Based on this plot, I suspect my conjecture about the prime "nearest" to and greater than $n*m$ being at most $4nm$ not only holds (as a sort of 2-dimensional Bertrand's conjecture), but that this prime differs in taxicab distance by $O(\log(nm)^2)$. In other words, there is an absolute constant $C$ such that there is a prime $p$ with $p-1 = n'm'$, and with $n \leq n' \leq n + C\log(nm)^2$ and also $m \leq m' \leq m + C\log(nm)^2$. I am interested in information supporting or refuting my suspicion (and I suspect Aaron Sterling shares this interest), but that is incidental to what follows.
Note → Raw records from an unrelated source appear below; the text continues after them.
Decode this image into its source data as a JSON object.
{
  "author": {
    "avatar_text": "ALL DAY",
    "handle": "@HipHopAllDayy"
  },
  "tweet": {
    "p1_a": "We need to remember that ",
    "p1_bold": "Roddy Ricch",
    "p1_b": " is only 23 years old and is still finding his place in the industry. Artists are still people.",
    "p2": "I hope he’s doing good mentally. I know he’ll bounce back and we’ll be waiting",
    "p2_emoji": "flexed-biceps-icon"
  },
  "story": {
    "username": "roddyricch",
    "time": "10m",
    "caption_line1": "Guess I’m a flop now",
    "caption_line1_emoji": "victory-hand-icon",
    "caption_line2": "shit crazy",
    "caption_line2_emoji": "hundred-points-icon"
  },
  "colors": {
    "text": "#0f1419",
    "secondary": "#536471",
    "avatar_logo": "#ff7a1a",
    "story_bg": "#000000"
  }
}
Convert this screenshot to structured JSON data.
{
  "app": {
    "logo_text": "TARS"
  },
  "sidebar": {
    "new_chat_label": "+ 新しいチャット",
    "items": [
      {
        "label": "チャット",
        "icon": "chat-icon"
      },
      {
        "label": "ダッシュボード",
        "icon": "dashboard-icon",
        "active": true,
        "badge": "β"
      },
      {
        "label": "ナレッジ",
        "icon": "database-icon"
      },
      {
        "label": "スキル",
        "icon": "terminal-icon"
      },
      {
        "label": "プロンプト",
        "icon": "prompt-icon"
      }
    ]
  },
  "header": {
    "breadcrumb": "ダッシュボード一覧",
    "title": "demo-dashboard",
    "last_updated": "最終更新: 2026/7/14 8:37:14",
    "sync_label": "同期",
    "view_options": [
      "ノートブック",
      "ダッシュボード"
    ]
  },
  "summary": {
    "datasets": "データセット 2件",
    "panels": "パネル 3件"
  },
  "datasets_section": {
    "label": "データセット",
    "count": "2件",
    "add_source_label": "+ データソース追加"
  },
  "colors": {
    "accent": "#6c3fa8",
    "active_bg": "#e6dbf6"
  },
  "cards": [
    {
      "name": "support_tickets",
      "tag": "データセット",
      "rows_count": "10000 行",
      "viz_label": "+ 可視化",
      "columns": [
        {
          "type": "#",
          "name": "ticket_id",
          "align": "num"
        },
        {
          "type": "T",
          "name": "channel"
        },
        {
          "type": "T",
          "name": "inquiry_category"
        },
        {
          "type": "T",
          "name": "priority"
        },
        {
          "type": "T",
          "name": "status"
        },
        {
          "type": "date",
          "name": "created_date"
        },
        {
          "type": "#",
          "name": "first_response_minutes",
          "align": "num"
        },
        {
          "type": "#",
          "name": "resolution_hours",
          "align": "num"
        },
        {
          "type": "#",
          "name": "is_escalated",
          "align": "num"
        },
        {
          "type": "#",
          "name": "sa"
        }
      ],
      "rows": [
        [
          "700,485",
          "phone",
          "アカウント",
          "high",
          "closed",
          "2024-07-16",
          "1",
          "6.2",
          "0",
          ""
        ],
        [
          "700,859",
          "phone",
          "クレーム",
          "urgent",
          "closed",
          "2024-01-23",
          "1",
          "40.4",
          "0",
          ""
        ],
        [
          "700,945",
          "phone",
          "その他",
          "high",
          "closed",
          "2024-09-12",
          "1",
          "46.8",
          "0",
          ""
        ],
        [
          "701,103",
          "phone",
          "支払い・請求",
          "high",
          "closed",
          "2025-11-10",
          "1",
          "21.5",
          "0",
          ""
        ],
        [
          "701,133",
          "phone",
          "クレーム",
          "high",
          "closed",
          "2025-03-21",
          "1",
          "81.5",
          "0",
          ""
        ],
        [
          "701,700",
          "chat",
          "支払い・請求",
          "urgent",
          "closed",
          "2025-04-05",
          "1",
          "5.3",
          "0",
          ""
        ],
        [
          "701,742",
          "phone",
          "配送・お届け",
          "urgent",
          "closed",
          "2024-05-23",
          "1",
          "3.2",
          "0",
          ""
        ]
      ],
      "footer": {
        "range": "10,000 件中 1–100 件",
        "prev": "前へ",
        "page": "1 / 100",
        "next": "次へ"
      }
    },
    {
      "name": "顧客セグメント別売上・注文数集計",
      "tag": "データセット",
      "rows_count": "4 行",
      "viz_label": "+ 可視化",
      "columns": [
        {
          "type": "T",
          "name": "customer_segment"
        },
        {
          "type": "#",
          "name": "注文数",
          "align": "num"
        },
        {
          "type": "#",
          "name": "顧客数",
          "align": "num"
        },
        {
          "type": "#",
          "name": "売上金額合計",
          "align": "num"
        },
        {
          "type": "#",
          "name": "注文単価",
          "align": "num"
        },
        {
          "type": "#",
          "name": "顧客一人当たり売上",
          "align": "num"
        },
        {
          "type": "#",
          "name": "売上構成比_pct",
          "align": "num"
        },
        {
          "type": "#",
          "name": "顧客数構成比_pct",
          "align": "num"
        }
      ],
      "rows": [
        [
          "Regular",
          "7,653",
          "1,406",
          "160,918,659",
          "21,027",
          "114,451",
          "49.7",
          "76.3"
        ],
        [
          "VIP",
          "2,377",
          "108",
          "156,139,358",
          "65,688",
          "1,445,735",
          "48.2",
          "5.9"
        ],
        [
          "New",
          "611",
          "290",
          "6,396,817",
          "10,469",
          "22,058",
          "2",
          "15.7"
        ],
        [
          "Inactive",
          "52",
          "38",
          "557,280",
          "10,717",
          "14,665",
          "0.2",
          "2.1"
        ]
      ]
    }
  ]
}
The primary question is a reference request: has anyone seen a plot like this before in the literature? I know of Ulam Spirals ( http://en.wikipedia.org/wiki/Ulam_spiral ) and it seems that artefacts in the plot might be related to a conjecture of Hardy and Littlewood regarding primes of the form $ax^2 +bx +c$. What I find striking are the diagonals that occur in the plot, especially those starting at $(a,a)$ and continuing in the direction $(2,-1)$. In particular, the sequence 101,109,113,113,109,101,89,73,53,29 appears as such a diagonal. Is it possible that primes of the form $a^2 + 1$ lead to prime rich polynomials of the form $(a+2t)(a-t)+1$? The secondary question series is: what is known about prime rich quadratic polynomials, and does such knowledge follow naturally from studying plots like those above?

Gerhard "Ask Me About System Design" Paseman, 2011.10.11